        save an image

        print 'saving',name
        im.save(os.path.join(self.outdir, name+'.jpg'), format='JPEG')
        if pylab_loaded:
            h = im.histogram()
            rgb = h[0:256],h[256:256*2],h[256*2:]
            x = range(256)
            for b in rgb:
            pylab.savefig(os.path.join(self.outdir, name+'_histogram.png'))

    def merge(self,imgs):
        combine a set images into a smaller set by combinding all
        adjacent images

        masks = self.get_masks(imgs)
        imx = lambda i:Image.composite(imgs[i],imgs[i+1],masks[i])
        return [imx(i) for i in range(len(masks))]

    def merge_all(self,imgs):
        iteratively merge a set of images until only one remains

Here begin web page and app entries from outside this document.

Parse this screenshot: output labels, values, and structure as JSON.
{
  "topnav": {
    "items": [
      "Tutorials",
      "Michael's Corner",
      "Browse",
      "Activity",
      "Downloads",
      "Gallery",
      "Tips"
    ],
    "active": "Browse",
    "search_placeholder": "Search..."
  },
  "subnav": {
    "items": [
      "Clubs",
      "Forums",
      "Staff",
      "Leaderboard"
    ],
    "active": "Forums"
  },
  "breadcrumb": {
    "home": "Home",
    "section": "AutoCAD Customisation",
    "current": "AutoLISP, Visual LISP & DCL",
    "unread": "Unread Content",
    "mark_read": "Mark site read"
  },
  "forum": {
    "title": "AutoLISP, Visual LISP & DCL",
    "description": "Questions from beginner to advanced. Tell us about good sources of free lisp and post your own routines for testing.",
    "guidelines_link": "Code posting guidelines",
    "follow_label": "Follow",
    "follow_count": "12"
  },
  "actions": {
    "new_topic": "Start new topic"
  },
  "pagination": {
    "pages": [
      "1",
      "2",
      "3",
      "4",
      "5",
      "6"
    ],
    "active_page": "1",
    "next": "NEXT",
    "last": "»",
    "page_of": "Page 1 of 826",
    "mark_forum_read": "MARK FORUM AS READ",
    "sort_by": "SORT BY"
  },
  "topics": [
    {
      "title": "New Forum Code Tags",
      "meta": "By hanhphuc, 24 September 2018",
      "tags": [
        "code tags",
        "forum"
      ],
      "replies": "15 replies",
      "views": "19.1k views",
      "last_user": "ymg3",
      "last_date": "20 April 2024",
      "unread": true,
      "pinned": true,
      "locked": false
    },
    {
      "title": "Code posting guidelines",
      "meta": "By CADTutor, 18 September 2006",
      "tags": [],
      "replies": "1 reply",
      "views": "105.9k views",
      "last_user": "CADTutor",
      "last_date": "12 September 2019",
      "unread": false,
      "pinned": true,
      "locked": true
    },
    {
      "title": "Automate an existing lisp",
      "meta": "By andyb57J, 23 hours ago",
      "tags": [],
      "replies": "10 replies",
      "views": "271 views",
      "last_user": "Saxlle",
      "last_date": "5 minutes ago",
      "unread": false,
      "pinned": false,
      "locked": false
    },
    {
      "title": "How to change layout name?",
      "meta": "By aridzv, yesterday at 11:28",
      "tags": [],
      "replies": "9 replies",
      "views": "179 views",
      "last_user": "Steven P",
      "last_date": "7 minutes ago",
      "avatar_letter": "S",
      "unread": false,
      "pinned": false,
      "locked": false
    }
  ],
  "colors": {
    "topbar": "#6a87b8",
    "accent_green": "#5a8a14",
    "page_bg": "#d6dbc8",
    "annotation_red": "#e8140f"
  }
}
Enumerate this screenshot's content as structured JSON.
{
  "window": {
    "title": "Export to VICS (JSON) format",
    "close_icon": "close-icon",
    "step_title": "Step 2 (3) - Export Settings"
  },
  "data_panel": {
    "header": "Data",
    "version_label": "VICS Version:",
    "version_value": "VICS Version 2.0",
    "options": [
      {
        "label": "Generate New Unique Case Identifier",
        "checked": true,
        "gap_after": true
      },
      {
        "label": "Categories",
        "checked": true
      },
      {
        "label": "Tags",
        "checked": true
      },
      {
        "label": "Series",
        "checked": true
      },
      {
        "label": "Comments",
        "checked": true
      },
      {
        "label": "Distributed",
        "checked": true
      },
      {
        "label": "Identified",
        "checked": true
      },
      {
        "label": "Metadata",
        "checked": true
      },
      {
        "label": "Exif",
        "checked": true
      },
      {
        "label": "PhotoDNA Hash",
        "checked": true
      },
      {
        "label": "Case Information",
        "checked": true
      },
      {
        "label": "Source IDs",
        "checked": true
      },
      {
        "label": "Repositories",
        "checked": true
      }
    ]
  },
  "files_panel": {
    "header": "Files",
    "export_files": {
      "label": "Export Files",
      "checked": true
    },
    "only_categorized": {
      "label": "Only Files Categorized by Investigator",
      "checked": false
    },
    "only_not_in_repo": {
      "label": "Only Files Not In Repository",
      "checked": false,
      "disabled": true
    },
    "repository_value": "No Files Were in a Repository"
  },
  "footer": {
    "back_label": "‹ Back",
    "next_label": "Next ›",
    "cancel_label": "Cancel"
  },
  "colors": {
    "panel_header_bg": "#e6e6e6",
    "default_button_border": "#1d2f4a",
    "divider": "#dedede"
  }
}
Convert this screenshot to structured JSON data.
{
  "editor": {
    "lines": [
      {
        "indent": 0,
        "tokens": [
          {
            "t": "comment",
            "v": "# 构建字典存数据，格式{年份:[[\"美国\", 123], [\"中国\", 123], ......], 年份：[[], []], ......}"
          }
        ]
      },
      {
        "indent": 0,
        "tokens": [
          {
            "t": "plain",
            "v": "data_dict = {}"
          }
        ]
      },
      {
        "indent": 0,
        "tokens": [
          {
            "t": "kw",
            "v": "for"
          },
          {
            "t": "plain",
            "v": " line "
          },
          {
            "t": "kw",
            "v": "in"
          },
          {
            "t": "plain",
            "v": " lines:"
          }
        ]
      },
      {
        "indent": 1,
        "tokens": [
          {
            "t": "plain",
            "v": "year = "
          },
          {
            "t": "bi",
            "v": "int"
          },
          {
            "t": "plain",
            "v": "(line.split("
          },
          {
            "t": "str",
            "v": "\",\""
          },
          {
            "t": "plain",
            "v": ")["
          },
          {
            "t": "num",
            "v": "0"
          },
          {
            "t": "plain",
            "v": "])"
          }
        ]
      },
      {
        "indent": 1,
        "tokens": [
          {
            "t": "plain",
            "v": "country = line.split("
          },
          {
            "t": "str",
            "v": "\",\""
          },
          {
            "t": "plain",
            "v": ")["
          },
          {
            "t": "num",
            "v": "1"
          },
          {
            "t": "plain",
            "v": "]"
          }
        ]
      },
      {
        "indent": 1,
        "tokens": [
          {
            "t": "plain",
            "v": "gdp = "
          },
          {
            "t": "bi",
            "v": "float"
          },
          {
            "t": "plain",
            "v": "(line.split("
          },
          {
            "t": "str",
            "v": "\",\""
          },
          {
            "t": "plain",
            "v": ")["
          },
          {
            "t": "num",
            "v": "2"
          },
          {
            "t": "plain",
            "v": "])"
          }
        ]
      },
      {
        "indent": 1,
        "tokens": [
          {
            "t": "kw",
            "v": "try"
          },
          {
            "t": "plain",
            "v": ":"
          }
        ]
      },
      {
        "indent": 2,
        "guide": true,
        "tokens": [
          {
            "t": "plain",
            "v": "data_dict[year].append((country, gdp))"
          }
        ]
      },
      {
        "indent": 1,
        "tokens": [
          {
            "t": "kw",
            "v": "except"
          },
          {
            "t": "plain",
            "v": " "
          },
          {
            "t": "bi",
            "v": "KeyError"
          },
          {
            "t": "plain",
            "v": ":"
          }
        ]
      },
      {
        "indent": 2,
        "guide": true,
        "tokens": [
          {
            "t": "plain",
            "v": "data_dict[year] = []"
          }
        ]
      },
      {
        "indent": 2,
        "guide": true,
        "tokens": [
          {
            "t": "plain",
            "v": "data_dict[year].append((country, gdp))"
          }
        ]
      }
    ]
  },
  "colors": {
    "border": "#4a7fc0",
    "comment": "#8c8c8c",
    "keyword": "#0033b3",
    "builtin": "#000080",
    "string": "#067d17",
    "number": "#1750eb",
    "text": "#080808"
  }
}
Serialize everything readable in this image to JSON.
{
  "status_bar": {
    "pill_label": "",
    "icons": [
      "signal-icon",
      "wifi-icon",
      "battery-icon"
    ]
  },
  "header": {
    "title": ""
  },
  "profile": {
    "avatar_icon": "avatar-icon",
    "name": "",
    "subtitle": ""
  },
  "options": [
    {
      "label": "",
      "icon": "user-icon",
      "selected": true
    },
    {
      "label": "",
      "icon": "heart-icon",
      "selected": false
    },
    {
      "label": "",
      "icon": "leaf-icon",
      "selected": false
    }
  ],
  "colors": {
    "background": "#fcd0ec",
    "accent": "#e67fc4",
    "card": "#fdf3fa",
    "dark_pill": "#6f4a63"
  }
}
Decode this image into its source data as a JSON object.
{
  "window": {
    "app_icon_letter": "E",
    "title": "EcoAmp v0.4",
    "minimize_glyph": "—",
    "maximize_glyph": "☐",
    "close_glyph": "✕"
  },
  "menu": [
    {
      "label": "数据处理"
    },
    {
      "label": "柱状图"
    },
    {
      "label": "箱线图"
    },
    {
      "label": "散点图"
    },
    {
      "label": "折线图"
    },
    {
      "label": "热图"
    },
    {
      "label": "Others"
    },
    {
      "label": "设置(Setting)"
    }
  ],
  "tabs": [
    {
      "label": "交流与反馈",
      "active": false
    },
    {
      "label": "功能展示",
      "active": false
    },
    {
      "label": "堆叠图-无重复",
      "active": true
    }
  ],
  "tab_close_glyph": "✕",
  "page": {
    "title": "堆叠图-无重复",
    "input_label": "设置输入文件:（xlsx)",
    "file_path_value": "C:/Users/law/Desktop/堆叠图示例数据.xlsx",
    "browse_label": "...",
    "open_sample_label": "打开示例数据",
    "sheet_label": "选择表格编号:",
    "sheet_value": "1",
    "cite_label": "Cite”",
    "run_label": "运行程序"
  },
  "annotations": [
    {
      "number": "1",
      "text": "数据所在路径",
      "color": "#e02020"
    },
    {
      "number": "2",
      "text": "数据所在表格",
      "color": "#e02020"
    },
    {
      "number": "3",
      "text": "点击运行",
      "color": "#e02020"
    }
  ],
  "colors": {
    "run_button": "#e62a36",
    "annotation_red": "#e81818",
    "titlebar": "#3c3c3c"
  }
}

        while len(imgs)>1:
            imgs = self.merge(imgs)
        return imgs[0]

    def get_hdr(self, strength=[0.0,1.0,2.0], naturalness=[0.8,0.9,1.0]):
        process the hdr image(s)
        strength - a list or a float that defines how strong the hdr
                   effect should be
                 - a value of zero will combine images by using a
                   greyscale image average
                 - a value greater than zero will use higher contrast
                   versions of those greyscale images
        naturalness- values between zero and one
                 - zero will be a very high-contrast image
                 - 1.0 will be a very flat image
                 - 0.7 to 0.9 tend to give the best results

        self.con = contrast # not used
        self.bri = brightness # not used
        self.nat = self.to_list(naturalness)
        self.str = self.to_list(strength)
        self.fin_set = {}
        for s in self.str:
            self.cur_str = s
            print 'getting saturation image, strength',str(s)
            imgs = copy(self.imgs)
            sat_img = self.merge_all(imgs)
            print 'getting contrast image'
            con_img = self.merge_all(imgs)
        ori_set = dict(('orig_'+str(i), self.imgs[i]) for i in range(len(self.imgs)))
        print self.indir

    def final_blend(self,im1,im2):
        combines a saturated image with a contrast image
        and puts them in a dictionary of completed images

        for nat in self.nat:
            n_s = '_nat' + str(round(nat,2))
            s_s = '_str' + str(round(self.cur_str,2))
            s = self.case + s_s + n_s
            self.fin_set[s] = Image.blend(im1,im2,nat)

    def print_set(self, im_dict):
        print all rendered images

        for k in im_dict.keys():

    def to_list(self, val):
        if type(val)!=type(list()):
            val = [float(val)]
            val = [float(v) for v in val]
        return val